The first of six daughters, “Reema fundamentally shaped our family,” said Halah, who is eight years younger. ““Within our family, she’s always invested in her siblings’ success and happiness.

“When we were growing up, Reema would always rope us into her work and school life. She would bring us to events, get us to canvass (which can be nerve-wracking because it involves talking to strangers) and bring us younger sisters to events throughout college.

“She cultivated a sense of awareness about the world and our own agency in it, and modeled what it was like to speak up even when your point of view may be in the minority, or something people are very unaware about, like being Palestinian and Muslim and hijabi and immigrant and many other identities that make up her experience.

From left to right, Eman Atshan, Sommer Ahmad, Baraa Omari and
Reema Ahmad get out the vote for 2016 U.S. Senate candidate Russ Feingold.

“Reema got us all hooked on Harry Potter and protagonists like Hermione, and she would take us to Harry Potter birthday parties at the library and get involved as a volunteer. Perhaps we sisters were practice and training for the role she plays for many other people—empowering their voices, pushing them to participate and hold onto their agency and narrative, to trust themselves and uplift their experiences even if they’re in the minority. Reema does that thoughtfully in every part of her personal and professional life.

“Sometimes it is frustrating from a sister’s point of view. She deserves more credit, more care for herself. Deserves a big reward.”

“What is Reema like?” Without a second of hesitation, her father Yasser Ahmad responded, “Very kind. Extremely selfless.

“I remember an incident I learned of from a friend. She had the opportunity to go out of state to a more prominent university, but she didn’t. She told a friend of ours that she didn’t want to be away and her sisters grow up without her.

“When they need something, they don’t call her mother and me. They call Reema.

“When she graduated from Marquette University, she was offered a good job but she went to work part-time for CAIR instead.

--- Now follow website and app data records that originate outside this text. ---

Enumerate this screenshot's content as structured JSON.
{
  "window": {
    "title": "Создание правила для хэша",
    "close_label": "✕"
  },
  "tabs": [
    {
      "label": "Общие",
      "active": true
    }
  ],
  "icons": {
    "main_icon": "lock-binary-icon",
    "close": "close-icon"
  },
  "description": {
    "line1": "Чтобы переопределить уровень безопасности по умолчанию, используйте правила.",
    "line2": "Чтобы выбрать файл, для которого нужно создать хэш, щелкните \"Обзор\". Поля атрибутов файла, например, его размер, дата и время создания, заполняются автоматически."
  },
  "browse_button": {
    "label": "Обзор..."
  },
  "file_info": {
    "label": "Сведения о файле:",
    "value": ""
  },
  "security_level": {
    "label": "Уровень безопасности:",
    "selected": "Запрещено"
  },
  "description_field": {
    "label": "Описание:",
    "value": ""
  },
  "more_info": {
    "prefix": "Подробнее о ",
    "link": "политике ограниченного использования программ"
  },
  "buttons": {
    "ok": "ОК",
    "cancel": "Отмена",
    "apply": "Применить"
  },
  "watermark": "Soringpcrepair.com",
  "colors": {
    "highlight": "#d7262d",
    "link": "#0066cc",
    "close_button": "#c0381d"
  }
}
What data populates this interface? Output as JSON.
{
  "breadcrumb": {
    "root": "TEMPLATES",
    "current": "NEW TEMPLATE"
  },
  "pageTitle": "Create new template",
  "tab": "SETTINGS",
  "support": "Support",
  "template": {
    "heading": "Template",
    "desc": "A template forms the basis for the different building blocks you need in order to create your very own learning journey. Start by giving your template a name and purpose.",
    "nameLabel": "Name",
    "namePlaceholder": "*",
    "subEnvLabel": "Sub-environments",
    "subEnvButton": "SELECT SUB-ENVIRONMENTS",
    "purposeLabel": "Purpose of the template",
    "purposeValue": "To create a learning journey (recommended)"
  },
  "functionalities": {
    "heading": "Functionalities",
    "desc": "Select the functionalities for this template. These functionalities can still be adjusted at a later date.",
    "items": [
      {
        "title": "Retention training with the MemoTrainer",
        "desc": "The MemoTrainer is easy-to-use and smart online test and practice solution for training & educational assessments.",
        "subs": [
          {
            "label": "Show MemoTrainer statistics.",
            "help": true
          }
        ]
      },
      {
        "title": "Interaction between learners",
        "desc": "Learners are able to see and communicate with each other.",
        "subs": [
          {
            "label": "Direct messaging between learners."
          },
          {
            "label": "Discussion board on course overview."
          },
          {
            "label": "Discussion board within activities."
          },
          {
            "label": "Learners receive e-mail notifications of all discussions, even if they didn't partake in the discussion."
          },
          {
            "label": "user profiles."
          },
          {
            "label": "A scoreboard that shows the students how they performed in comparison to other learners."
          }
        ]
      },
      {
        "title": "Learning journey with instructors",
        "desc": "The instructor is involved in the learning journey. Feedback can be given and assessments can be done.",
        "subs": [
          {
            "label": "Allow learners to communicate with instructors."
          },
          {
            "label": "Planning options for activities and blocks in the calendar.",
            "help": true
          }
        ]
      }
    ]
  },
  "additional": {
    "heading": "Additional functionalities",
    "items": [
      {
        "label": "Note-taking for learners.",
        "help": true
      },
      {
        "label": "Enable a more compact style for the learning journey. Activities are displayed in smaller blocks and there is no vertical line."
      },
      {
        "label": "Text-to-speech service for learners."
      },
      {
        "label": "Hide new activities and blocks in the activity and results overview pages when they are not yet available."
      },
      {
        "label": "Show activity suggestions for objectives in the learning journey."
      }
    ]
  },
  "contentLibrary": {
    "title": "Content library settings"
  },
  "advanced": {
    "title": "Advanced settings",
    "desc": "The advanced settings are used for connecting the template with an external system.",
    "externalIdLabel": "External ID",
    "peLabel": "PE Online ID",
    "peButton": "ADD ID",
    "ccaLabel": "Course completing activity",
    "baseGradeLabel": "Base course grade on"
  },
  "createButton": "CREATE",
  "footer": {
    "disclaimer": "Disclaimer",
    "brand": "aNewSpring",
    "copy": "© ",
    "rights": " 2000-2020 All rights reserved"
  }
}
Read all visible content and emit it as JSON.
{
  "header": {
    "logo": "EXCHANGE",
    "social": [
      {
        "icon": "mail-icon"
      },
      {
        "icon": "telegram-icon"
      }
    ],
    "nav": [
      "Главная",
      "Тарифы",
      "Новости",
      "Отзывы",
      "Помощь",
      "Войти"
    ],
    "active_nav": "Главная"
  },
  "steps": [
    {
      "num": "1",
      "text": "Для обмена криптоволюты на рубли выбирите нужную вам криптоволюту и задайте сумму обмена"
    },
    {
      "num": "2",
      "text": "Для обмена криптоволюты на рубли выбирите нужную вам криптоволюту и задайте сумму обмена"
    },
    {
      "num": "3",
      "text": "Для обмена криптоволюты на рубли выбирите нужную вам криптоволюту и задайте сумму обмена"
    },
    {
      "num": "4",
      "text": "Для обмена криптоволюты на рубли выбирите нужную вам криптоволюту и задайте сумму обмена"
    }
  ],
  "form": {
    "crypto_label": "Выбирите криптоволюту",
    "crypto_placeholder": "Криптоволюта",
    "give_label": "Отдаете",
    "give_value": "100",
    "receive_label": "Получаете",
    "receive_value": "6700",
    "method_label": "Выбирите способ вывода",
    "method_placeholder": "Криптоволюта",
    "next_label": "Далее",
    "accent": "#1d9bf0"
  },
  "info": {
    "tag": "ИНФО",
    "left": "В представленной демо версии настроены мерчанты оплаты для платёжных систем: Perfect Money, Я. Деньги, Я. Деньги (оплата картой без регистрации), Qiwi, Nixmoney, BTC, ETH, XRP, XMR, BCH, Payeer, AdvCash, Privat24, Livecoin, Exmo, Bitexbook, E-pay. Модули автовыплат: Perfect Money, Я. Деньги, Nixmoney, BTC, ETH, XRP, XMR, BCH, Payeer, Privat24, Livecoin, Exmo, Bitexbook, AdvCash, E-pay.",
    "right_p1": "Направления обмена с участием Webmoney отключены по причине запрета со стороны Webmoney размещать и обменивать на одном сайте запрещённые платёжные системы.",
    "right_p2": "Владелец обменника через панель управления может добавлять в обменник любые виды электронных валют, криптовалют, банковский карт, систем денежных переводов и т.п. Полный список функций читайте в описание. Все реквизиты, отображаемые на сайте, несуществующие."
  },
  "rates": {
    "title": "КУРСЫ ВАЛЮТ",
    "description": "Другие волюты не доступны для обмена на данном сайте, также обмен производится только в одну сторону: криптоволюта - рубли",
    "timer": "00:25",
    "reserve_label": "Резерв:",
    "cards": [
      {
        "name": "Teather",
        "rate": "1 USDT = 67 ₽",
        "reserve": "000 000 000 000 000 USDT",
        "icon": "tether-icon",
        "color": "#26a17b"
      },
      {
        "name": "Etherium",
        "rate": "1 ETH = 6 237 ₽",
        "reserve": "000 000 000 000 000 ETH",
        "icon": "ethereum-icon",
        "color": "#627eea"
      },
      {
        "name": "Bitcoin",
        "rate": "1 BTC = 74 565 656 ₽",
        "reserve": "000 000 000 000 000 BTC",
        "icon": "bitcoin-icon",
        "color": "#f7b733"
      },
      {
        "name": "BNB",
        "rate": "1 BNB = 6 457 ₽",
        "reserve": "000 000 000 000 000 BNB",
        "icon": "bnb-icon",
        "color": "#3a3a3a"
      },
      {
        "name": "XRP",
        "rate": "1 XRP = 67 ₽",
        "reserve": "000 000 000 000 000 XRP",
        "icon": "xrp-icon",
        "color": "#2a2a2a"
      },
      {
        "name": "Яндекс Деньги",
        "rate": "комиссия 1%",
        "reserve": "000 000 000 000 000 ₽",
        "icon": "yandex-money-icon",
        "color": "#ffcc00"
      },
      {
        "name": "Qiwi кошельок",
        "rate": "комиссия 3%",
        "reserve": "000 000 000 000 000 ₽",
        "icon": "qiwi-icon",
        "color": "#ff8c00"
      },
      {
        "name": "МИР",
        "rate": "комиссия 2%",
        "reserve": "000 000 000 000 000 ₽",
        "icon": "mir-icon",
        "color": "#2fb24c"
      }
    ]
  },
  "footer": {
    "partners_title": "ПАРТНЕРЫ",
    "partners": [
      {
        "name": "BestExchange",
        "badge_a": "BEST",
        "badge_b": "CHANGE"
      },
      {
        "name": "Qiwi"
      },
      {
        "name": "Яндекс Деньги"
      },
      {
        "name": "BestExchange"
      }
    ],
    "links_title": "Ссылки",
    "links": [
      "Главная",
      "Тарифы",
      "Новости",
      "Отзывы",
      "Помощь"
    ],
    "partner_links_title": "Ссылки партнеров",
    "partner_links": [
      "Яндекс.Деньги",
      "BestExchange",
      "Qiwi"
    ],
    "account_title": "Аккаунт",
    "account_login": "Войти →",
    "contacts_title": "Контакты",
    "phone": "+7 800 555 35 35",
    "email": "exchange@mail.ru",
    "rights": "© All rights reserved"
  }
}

Twice a week she had to take the train to Chicago. She worked hard, invested her time and what she was paid did not even pay for the train ride. She wanted to do it because she would help the Muslim community. That’s who she is.”

Ahmad was arrested by Racine police in March 2018 for protesting outside House Speaker Paul Ryan’s office, calling for a vote on permanent legislation for DACA.